Search the entries for the word "places" and report each line that has it.

Website and app data records:
--
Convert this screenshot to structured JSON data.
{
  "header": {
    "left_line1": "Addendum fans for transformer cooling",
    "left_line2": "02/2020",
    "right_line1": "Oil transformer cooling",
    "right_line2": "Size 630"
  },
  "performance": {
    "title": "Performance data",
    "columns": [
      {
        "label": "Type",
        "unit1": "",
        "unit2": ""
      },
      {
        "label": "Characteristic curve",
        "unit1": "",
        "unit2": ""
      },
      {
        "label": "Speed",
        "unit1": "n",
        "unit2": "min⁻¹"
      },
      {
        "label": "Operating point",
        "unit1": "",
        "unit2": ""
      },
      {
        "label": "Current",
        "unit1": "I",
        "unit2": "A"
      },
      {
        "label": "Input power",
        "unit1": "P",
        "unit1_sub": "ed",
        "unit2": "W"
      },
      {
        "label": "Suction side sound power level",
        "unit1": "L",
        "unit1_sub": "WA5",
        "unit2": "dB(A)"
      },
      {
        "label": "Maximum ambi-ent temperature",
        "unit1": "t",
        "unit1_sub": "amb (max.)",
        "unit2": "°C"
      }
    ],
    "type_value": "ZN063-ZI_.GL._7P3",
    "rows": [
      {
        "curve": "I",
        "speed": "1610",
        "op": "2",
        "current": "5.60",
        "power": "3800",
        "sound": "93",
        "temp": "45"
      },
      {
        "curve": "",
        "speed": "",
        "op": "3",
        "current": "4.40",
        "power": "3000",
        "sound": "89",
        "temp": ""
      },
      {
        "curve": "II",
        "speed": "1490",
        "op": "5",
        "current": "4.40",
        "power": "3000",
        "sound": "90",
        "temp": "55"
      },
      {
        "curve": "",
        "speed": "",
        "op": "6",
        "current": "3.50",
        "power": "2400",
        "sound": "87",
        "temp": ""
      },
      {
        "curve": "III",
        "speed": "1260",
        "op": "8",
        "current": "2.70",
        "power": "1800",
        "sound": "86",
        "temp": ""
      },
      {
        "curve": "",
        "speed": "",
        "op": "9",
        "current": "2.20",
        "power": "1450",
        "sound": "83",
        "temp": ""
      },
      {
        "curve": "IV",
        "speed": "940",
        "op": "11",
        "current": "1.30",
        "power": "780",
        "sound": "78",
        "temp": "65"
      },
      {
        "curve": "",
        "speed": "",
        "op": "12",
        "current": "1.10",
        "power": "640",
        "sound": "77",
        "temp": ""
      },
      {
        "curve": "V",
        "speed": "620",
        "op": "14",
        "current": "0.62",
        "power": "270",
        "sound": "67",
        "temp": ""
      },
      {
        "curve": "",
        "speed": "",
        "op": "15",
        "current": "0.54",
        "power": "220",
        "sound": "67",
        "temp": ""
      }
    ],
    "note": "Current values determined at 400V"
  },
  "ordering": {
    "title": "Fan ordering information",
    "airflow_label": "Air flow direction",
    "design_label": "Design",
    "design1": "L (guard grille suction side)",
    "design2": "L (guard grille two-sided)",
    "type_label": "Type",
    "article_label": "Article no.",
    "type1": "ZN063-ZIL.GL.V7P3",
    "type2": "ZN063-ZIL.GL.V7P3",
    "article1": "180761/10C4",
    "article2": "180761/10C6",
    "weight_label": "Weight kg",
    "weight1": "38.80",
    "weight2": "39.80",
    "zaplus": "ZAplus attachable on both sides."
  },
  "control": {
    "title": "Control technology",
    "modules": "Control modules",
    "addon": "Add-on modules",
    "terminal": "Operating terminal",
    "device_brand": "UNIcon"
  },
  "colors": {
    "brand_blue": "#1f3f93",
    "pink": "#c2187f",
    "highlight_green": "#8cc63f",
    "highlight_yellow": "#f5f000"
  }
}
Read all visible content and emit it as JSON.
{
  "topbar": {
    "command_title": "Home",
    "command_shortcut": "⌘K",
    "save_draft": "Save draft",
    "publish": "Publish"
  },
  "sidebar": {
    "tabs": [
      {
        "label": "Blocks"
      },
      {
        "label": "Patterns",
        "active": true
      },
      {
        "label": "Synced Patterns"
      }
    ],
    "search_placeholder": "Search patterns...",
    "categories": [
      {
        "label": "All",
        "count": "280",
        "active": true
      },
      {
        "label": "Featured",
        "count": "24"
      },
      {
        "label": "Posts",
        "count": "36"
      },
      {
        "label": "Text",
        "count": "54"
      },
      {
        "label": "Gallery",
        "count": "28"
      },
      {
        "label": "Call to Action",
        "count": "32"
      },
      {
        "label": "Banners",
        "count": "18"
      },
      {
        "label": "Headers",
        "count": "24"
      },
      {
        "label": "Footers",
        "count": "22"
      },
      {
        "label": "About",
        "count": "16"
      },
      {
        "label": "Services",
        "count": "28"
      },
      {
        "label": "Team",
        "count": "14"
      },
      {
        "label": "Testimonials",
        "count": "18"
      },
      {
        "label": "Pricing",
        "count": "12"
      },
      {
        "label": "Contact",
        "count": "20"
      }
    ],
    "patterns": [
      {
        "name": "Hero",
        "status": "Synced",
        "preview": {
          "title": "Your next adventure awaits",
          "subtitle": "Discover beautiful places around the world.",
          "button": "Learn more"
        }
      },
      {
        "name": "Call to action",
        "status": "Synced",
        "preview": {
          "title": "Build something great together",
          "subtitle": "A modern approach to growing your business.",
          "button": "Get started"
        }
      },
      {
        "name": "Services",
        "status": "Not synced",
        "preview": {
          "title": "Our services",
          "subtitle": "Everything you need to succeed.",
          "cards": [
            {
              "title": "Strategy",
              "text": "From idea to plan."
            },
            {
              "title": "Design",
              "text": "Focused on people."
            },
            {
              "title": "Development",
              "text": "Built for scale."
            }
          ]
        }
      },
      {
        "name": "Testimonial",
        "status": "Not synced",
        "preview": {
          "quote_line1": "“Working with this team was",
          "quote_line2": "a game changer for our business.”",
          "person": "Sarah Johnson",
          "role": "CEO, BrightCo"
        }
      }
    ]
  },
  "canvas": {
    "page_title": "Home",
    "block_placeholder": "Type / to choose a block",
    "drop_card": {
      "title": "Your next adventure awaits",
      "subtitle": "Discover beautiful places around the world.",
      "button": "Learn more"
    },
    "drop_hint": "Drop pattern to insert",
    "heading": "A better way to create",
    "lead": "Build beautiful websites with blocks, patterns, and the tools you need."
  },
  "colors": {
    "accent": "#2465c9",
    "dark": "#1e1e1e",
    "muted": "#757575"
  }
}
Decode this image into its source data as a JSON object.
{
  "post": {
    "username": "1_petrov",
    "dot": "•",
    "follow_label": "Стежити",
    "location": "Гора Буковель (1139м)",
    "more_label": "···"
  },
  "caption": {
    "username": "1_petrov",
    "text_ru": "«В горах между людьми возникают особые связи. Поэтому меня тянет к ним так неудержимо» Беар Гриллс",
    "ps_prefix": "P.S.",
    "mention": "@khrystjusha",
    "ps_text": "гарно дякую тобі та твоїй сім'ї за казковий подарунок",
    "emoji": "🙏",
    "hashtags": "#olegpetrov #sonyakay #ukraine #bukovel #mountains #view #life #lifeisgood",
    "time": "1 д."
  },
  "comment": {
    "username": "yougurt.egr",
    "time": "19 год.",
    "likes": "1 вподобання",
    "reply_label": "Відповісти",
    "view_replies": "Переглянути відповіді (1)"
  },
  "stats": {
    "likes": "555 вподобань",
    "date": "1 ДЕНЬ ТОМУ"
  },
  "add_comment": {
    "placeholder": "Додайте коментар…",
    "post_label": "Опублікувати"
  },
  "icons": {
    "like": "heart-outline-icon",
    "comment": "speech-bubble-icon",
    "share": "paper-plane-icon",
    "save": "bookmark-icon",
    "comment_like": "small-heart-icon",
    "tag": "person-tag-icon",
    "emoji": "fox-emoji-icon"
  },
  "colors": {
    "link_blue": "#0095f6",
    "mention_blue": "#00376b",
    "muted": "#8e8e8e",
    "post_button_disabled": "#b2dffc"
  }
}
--
**Your response**
          "subtitle": "Discover beautiful places around the world.",
      "subtitle": "Discover beautiful places around the world.",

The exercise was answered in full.